For a long time, Ravilious was bracketed with his RCA tutor Paul Nash and his great friend Edward Bawden as the triumvirate of British soft modernism in the period from the First to the Second World Wars. Nash was a war artist in the first, Ravilious and Bawden in the second. Ravilious died in 1942 when out on RAF patrol off Iceland: his plane never returned to base. The three artists (Bawden was the longest-lived, dying in 1989) had differing but related styles: never as radical as their European counterparts, they became unfashionable, eclipsed by successive art movements. Ravilious in particular, with his oblique eye, visual wit and love of the everyday object, suffered posthumously from that very particular 1950s strand of whimsy in British commercial art that his pre-war paintings, etchings and commercial design work had to an extent stimulated.
Ravilious himself mostly (though not always) kept whimsy at bay: looking at this great run of watercolours, the overall impression is more of magical realism. There is a touch of the sinister.

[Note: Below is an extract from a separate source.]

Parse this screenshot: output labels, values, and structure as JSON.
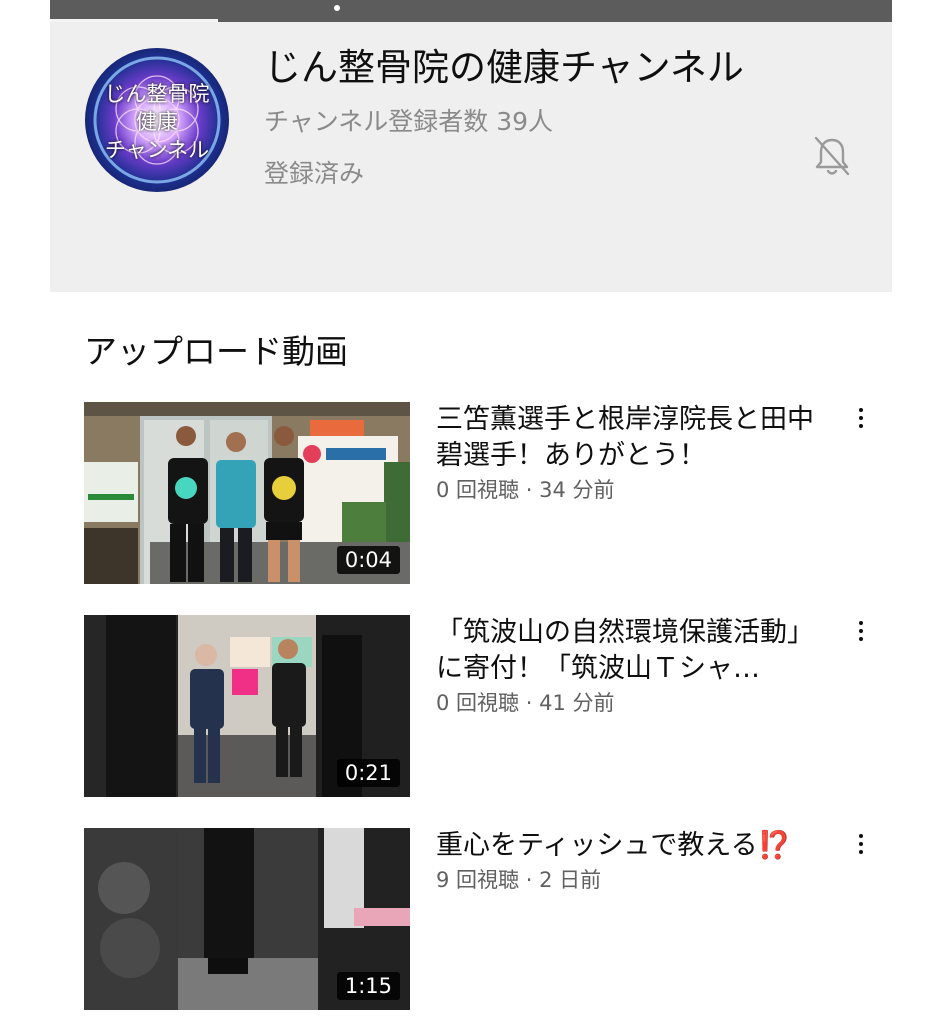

His larky depiction of Firework Night, on close inspection, turns out to be a Saturnalia.
Time has passed, figuration is no longer a dirty word, Ravilious’s reputation has been growing and growing in recent years until now, in 2015, he can pack out the Dulwich Picture Gallery with the kind of show that the empty, echoing halls of Tate Britain really ought to be staging.
Not that it is wholly satisfactory. In his admittedly short life, Ravilious showed relatively little artistic development. We can never know how he might have changed. He emerged from the RCA with a particular way of looking and painting. He became more adept in different techniques, more fluent, but these watercolours show a very consistent vision, remarkably little variation, from first to last. Objects in the landscape, human figures usually absent or pushed to the margins, the artist often looking straight into the sun which thus provides a bleaching effect. Occasionally he wrestled with something different, as with his wartime studies of submariners at work in ultra-confined spaces or his early affectionate portrait of his chum Bawden at work in his studio – but generally a sense of slightly amused detachment remains.
This might not sound like a recommendation, but in this case it is. Yes, Ravilious is ever so English, but in a particular way. It is a lost kind of Englishness, with a particular sense of yearning in it, the finding of beauty in odd, out of the way places. And just look at his technique. That famous painting of the chalk white horse on the South Downs as seen from a third-class railway compartment – I invite you look closely at exactly how he has painted that patterned, buttoned moquette seating. So deft, so convincing, but always with the sense that at any moment blinding light might burst through the fabric. In Ravilious, expectation is everything. Something is about to happen or has just happened or is actually happening, out of shot. A love affair, a war, it’s all the same to him. His, in the end, is the eye of an alien.
Ravilious is at the Dulwich Picture Gallery, London, until August 31.